* WHAT YOU NEED TO DO: Compute how many lines below contain the word "Prepping" and respond with that number only.
*** Begin section ***
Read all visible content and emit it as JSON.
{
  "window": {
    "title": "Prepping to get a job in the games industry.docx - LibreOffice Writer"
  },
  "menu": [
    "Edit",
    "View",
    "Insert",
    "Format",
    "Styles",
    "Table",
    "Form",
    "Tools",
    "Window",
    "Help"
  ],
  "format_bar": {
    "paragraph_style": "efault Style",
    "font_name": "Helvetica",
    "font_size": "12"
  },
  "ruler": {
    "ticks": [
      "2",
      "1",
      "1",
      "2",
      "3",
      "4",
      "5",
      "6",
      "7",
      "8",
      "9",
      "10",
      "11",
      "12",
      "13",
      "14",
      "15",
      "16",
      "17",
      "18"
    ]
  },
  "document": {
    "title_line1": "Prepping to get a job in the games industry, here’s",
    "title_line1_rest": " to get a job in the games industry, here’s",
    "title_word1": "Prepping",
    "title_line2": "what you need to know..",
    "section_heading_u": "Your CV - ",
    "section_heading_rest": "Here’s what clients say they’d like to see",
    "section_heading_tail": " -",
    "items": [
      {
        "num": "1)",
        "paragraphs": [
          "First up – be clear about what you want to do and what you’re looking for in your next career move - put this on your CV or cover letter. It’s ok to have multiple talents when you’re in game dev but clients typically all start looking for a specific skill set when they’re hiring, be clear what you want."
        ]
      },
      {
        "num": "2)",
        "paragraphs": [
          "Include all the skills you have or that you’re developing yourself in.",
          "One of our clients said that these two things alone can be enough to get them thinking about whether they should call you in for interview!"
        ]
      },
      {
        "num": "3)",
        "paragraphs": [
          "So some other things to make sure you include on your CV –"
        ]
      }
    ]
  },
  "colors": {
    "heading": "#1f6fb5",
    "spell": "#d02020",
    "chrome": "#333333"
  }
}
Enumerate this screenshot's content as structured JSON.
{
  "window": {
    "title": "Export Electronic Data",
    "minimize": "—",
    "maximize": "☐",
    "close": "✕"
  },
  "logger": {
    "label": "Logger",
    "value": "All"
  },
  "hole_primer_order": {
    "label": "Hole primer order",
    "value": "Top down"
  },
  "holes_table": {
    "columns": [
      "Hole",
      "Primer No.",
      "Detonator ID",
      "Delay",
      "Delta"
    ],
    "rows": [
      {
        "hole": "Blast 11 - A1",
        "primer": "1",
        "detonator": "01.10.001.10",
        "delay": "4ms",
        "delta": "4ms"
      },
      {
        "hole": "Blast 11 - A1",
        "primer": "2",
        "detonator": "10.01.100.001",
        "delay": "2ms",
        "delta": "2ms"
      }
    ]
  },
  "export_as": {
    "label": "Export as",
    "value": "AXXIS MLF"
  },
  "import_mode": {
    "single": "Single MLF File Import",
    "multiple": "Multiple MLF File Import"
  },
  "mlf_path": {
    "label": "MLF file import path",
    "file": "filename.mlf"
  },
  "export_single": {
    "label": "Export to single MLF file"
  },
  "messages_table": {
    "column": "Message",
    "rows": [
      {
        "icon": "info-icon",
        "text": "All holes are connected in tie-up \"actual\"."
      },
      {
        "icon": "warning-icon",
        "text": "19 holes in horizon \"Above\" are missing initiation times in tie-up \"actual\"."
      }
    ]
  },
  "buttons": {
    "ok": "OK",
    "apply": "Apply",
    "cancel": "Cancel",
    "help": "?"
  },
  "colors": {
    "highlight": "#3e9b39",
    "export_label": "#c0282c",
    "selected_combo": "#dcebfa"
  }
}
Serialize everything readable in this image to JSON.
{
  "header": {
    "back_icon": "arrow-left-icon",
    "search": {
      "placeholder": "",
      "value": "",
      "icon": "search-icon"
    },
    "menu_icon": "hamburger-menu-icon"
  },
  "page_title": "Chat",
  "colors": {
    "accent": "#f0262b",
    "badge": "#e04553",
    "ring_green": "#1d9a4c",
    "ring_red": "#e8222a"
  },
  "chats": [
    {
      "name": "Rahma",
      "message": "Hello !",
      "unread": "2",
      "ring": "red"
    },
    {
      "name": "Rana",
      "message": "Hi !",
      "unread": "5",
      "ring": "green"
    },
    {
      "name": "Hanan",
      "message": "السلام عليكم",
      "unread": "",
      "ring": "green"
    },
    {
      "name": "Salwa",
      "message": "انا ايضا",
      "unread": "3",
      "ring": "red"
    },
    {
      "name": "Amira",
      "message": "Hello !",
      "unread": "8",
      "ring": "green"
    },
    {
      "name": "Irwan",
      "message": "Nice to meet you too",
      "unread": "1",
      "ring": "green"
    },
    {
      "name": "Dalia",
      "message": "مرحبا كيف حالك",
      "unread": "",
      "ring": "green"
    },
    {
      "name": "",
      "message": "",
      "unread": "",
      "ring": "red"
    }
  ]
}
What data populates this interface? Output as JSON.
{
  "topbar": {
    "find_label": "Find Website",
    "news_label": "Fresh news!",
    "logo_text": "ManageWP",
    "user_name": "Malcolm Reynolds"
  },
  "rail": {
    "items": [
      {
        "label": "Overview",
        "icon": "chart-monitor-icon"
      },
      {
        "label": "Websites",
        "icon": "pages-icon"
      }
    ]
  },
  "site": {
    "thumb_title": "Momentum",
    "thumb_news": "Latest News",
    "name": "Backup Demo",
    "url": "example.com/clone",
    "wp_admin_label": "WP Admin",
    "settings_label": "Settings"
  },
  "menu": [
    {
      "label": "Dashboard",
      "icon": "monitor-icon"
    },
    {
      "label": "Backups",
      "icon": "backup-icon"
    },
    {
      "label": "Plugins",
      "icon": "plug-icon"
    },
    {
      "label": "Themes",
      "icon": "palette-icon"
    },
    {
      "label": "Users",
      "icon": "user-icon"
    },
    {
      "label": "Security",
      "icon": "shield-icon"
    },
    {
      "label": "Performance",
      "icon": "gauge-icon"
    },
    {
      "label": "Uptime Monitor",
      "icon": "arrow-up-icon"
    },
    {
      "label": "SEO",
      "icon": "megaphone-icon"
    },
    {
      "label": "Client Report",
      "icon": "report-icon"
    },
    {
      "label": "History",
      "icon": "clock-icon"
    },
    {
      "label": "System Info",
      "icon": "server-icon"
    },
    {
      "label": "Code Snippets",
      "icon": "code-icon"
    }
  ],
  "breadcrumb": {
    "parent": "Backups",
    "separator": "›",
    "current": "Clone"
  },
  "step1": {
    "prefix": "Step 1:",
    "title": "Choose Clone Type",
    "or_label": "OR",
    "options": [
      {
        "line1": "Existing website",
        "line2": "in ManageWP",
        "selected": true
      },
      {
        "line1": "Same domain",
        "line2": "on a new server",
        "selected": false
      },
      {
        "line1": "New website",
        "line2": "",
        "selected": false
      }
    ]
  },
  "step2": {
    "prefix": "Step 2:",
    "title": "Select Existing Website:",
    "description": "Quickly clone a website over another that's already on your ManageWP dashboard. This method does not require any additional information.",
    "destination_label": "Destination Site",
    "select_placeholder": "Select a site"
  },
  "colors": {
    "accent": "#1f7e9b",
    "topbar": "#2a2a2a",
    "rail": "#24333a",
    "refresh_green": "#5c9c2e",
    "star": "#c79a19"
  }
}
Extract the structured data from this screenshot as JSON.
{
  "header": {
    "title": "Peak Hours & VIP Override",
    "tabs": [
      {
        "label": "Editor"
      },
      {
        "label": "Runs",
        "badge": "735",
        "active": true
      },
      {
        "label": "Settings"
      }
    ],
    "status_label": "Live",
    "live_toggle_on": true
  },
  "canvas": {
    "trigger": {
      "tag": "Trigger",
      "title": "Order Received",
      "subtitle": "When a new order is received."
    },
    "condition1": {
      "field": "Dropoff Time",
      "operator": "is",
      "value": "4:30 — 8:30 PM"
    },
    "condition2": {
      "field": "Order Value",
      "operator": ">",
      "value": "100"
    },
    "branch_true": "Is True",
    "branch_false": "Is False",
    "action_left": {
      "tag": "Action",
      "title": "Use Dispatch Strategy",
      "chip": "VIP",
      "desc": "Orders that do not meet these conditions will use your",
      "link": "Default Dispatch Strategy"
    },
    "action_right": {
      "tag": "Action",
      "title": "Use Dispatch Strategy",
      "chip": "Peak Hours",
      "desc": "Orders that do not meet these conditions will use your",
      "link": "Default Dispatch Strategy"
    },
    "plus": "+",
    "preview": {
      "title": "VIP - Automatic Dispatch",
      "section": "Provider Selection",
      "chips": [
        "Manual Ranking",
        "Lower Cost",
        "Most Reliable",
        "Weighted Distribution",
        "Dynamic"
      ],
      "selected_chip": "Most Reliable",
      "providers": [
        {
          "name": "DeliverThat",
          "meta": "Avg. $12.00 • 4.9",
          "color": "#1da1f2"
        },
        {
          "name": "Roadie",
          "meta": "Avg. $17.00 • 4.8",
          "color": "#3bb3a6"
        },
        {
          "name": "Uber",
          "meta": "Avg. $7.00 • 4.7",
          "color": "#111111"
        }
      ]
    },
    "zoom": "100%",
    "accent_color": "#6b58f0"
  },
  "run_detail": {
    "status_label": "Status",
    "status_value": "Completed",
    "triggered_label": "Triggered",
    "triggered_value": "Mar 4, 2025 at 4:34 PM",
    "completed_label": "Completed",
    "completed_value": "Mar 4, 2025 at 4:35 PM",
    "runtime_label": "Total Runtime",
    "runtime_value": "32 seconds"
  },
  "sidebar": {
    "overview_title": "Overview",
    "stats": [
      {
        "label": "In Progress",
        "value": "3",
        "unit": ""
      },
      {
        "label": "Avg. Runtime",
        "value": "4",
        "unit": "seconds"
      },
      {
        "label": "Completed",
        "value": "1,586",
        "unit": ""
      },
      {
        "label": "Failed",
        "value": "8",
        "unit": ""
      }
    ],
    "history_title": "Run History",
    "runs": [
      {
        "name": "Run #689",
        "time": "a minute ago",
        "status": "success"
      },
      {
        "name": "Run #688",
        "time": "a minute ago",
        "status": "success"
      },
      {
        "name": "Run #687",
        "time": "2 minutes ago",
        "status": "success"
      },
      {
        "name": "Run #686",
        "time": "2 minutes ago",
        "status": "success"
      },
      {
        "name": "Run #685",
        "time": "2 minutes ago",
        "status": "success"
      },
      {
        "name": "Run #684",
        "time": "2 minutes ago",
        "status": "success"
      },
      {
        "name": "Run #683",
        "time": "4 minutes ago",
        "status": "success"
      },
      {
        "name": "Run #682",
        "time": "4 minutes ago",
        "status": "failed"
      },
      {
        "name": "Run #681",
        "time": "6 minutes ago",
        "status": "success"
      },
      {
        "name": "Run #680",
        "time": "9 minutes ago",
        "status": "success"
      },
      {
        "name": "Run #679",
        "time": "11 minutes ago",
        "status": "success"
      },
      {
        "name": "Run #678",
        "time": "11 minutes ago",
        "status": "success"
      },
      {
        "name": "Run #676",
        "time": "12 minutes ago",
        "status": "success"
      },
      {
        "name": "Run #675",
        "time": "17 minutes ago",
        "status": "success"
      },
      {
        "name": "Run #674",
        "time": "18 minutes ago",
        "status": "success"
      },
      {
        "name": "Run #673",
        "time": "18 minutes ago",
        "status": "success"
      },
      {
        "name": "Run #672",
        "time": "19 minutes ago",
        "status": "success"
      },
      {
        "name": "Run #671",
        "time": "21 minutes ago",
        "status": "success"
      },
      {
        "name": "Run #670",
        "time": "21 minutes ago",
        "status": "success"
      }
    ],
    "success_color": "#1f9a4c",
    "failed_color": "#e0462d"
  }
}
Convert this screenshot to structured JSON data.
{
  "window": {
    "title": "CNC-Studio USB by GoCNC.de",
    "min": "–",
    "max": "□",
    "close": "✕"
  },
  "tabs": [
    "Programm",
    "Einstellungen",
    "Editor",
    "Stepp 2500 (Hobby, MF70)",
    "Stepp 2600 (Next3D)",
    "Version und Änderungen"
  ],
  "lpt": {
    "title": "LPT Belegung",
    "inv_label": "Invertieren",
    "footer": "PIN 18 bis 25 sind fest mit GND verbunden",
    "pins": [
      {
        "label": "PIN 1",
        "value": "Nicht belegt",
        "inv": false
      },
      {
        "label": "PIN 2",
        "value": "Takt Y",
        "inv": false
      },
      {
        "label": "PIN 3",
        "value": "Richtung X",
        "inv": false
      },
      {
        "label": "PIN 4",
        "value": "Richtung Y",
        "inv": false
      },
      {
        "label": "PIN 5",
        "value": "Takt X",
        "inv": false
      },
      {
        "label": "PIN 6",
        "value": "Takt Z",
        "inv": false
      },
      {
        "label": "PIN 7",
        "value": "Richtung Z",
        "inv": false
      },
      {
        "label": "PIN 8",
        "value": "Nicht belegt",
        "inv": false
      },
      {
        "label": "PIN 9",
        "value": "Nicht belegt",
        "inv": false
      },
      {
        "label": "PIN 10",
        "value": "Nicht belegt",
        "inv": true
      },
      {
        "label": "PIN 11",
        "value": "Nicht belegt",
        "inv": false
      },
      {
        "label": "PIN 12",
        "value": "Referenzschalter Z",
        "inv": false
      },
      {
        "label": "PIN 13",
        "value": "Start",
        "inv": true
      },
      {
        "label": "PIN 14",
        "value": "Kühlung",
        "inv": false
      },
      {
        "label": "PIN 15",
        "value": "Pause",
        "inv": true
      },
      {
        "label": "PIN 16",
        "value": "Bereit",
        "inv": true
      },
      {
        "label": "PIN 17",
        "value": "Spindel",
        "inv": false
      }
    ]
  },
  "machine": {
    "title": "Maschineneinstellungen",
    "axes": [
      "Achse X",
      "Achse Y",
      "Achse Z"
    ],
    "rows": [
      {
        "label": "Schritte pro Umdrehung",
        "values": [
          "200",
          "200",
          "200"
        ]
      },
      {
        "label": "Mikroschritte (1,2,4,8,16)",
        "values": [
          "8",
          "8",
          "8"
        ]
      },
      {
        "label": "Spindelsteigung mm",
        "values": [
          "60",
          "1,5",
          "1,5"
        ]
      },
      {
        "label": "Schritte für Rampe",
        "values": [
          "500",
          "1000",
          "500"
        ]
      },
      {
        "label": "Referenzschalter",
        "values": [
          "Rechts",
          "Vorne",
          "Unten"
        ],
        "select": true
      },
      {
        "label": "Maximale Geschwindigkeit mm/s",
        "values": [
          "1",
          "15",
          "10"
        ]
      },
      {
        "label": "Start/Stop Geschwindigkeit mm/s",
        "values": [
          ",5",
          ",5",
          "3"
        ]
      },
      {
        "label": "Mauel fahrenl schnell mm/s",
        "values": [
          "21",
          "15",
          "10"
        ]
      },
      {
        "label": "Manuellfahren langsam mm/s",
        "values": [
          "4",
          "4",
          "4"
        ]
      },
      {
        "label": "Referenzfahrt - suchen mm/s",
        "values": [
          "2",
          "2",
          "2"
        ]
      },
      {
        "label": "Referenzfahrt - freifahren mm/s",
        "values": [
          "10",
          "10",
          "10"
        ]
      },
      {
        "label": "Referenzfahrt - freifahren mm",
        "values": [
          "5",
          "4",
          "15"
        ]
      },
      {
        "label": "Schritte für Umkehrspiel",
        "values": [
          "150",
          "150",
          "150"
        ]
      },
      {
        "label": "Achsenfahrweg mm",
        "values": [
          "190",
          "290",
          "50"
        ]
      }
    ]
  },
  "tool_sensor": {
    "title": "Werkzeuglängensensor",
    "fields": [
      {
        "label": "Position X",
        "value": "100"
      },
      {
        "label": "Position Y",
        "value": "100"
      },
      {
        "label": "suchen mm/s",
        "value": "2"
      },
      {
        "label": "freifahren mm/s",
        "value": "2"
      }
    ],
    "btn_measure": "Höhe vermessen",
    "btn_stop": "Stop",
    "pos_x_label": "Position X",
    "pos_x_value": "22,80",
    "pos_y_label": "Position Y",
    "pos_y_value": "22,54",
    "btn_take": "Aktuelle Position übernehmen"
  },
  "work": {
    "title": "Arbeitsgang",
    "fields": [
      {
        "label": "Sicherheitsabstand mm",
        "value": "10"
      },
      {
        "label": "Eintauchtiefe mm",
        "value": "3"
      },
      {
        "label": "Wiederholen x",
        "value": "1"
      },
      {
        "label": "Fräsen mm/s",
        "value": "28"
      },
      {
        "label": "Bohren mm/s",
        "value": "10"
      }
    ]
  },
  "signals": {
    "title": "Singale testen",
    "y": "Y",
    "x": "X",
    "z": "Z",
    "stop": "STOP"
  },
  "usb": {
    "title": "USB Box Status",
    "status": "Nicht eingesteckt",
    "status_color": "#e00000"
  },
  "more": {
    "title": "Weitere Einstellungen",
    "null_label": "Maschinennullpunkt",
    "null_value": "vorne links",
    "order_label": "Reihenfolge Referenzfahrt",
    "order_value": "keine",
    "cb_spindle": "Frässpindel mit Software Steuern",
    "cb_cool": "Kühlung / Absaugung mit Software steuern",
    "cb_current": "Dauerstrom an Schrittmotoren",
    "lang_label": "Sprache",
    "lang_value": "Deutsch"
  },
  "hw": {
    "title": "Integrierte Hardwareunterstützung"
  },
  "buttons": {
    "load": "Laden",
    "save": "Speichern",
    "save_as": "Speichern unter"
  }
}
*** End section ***
* WRITTEN ANSWER: 3